In summary, while the creation of the IRP and IFTA is vital for interstate and international commercial trucking operations, they regulate different aspects. The IRP focuses on vehicle registration, while the IFTA deals with fuel tax reporting and payment. Both systems aim to streamline processes, reduce administrative burden, and promote efficiency for carriers operating across multiple jurisdictions.
Understanding and properly managing apportioned plate registration is essential for any trucking company or owner-operator operating across state or provincial lines. By familiarizing yourself with the process and maintaining accurate records, you can ensure that your operations remain compliant and cost-effective. Apportioned plate registration may seem complex at first glance, but with this guide and further research, you can navigate the process with ease and confidence.
Maintaining your apportioned plates is crucial to keeping meticulous records of the miles your vehicles travel in each jurisdiction. These records are essential for determining the apportioned fees during the registration renewal process and proving compliance during audits. A disciplined approach to record-keeping can save you time, money, and potential legal troubles in the long run.

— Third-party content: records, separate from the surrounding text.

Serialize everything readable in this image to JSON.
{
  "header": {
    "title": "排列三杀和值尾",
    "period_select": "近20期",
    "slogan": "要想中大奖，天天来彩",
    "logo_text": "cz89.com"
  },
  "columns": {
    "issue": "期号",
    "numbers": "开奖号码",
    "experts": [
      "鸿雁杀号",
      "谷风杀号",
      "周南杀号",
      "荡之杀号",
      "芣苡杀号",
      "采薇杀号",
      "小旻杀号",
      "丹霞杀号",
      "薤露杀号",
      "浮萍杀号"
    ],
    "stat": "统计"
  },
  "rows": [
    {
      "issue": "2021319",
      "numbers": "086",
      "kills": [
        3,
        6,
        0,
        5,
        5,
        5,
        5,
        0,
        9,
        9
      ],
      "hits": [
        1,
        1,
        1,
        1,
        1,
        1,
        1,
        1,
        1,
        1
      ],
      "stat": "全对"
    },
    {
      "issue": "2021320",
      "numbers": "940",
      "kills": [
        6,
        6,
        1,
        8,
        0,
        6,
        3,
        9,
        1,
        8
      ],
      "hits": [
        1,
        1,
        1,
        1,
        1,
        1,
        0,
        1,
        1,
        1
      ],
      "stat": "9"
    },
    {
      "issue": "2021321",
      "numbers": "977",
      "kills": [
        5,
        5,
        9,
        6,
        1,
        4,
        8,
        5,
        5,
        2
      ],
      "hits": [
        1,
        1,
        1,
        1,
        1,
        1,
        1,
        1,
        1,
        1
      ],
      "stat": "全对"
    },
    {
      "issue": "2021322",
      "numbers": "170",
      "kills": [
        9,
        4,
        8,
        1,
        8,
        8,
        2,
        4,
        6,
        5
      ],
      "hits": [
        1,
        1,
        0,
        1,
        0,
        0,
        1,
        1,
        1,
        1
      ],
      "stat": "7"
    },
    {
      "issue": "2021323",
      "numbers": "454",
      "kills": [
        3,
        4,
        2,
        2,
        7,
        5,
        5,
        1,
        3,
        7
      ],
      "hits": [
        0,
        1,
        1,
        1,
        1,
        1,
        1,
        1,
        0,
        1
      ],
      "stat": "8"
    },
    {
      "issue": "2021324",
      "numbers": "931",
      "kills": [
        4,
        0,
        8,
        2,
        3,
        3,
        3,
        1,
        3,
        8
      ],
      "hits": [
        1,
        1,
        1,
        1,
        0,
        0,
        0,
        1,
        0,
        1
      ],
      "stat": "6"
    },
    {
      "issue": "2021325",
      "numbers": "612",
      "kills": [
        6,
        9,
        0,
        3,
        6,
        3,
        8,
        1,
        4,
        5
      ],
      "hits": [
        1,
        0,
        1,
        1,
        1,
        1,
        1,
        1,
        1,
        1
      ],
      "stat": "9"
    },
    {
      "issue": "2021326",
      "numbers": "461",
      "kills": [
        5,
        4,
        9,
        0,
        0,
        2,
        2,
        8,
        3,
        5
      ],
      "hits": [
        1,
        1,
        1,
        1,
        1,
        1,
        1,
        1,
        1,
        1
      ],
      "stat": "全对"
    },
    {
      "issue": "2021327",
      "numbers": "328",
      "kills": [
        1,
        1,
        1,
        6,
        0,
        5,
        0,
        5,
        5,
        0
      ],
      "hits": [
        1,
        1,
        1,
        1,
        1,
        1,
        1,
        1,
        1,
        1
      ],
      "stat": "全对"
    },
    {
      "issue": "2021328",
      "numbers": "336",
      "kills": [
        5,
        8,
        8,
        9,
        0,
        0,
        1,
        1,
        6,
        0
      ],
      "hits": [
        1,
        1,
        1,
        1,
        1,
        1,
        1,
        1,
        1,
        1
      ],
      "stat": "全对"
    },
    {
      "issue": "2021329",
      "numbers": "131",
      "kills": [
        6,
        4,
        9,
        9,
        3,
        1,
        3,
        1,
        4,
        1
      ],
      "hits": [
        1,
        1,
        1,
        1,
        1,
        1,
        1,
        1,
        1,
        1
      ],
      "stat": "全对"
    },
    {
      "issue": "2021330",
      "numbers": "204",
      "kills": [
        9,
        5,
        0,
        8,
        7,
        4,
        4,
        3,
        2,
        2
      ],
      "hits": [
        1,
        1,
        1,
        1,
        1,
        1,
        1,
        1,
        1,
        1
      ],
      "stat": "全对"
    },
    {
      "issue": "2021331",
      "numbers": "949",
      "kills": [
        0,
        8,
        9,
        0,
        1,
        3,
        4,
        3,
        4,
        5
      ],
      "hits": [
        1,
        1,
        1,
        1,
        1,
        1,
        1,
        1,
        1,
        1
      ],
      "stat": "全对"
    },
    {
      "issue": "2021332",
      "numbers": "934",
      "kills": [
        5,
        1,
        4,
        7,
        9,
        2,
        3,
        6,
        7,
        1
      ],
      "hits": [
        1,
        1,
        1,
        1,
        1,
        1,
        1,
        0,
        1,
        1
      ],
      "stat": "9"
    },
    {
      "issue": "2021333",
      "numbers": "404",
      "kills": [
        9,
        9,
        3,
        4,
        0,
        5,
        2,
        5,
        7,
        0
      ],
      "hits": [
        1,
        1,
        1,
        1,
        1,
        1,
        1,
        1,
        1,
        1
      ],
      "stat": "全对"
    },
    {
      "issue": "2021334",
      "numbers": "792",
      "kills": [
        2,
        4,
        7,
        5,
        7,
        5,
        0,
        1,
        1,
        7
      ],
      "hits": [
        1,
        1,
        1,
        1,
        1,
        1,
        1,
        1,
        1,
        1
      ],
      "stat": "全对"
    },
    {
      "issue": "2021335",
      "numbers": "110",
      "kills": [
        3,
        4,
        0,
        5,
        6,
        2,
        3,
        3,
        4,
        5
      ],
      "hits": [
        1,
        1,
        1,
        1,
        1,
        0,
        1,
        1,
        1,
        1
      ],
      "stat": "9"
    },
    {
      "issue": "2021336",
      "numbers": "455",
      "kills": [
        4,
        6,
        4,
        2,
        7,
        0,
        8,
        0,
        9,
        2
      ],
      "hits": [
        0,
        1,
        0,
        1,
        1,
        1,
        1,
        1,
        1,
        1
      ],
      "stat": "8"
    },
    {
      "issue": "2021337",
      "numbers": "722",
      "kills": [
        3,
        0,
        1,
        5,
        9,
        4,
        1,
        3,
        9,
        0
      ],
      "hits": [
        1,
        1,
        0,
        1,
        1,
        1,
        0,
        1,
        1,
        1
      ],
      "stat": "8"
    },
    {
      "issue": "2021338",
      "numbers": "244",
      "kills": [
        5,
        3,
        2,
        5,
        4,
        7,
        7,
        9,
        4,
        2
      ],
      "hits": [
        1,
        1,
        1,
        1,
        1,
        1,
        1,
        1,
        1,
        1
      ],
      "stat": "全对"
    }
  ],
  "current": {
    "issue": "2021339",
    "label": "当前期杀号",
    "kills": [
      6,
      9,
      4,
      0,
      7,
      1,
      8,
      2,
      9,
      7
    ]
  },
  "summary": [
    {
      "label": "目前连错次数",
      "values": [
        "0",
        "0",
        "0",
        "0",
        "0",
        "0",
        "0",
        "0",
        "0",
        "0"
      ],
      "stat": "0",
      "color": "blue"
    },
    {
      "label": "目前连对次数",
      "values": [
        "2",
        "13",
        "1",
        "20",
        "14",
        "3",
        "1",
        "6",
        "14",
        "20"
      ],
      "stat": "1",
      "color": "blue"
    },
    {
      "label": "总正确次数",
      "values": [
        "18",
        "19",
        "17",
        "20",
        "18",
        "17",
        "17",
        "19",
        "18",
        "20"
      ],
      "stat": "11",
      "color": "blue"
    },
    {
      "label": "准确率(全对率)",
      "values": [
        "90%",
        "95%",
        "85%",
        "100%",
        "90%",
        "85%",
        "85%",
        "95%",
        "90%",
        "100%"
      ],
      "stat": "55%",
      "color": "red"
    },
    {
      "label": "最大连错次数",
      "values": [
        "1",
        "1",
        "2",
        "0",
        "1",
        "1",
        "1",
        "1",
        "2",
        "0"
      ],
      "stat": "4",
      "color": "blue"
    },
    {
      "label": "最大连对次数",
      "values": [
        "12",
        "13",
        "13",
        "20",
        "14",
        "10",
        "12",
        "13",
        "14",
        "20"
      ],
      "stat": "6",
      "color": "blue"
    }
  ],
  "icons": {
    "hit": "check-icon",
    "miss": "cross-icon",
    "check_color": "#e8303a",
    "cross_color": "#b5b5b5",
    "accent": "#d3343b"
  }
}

Remember, the world of commercial trucking is constantly evolving. Starting a Trucking Company Correctly, and staying informed of changes in regulations and requirements is key to ensuring your business remains competitive and compliant. This applies to all aspects of your operations, including the process of apportioned plate registration.
Apportioned plate registration is more than just a legal requirement—it's a strategic tool that can enhance your business's operational flexibility and efficiency. By understanding and correctly implementing the apportioned plate registration process, you can ensure smoother interstate operations, better manage your fleet, and ultimately drive your business to greater heights.
So, stay diligent, stay informed, and embrace the opportunities of participating in the dynamic commercial trucking industry. Want to know about Dot Audit? With a thorough understanding of apportioned plate registration, you'll be well-equipped to handle this vibrant industry's challenges and opportunities. Remember, every step taken towards understanding and implementing proper registration processes is a step toward the long-term success of your business. So gear up, stay compliant, and drive your business to new horizons!
Summary: What Is Apportioned Plate Registration?
- Apportioned plate registration is a special type of registration for vehicles used in interstate commerce.
- The apportionment process distributes the annual registration fees among two or more states on the percentage of miles traveled in each state total miles traveled.
- This helps that all vehicle owners pay their fair share of taxes and fees to use roads within their jurisdictions.
- It encourages interstate commerce, as companies can register vehicles under one unified system regardless of where they are traveling.
- Companies who qualify for this type of registration must be engaged in cross-border transportation and travel between multiple jurisdictions for business purposes at least four times a year.